With the records in front of you, set every one of them down exactly.

*** Supplied material ***

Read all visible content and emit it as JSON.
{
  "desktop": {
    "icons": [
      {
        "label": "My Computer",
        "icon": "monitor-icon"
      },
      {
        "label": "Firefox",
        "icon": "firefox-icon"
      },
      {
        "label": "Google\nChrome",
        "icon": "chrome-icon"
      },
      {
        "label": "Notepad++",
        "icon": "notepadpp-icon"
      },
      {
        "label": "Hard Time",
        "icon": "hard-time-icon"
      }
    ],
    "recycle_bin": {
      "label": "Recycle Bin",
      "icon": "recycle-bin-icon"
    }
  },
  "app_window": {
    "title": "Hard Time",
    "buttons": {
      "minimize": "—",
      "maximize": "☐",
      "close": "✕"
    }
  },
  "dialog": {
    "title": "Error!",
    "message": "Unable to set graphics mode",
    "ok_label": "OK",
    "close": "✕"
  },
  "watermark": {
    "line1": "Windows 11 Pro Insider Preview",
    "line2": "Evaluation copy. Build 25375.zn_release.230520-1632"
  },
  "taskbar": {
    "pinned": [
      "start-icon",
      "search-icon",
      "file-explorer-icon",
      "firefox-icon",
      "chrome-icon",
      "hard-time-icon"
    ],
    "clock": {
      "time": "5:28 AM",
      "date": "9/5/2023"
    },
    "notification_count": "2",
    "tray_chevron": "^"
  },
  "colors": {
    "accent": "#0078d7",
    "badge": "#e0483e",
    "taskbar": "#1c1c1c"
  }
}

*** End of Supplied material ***

Task result
Read all visible content and emit it as JSON.
{
  "desktop": {
    "icons": [
      {
        "label": "My Computer",
        "icon": "monitor-icon"
      },
      {
        "label": "Firefox",
        "icon": "firefox-icon"
      },
      {
        "label": "Google\nChrome",
        "icon": "chrome-icon"
      },
      {
        "label": "Notepad++",
        "icon": "notepadpp-icon"
      },
      {
        "label": "Hard Time",
        "icon": "hard-time-icon"
      }
    ],
    "recycle_bin": {
      "label": "Recycle Bin",
      "icon": "recycle-bin-icon"
    }
  },
  "app_window": {
    "title": "Hard Time",
    "buttons": {
      "minimize": "—",
      "maximize": "☐",
      "close": "✕"
    }
  },
  "dialog": {
    "title": "Error!",
    "message": "Unable to set graphics mode",
    "ok_label": "OK",
    "close": "✕"
  },
  "watermark": {
    "line1": "Windows 11 Pro Insider Preview",
    "line2": "Evaluation copy. Build 25375.zn_release.230520-1632"
  },
  "taskbar": {
    "pinned": [
      "start-icon",
      "search-icon",
      "file-explorer-icon",
      "firefox-icon",
      "chrome-icon",
      "hard-time-icon"
    ],
    "clock": {
      "time": "5:28 AM",
      "date": "9/5/2023"
    },
    "notification_count": "2",
    "tray_chevron": "^"
  },
  "colors": {
    "accent": "#0078d7",
    "badge": "#e0483e",
    "taskbar": "#1c1c1c"
  }
}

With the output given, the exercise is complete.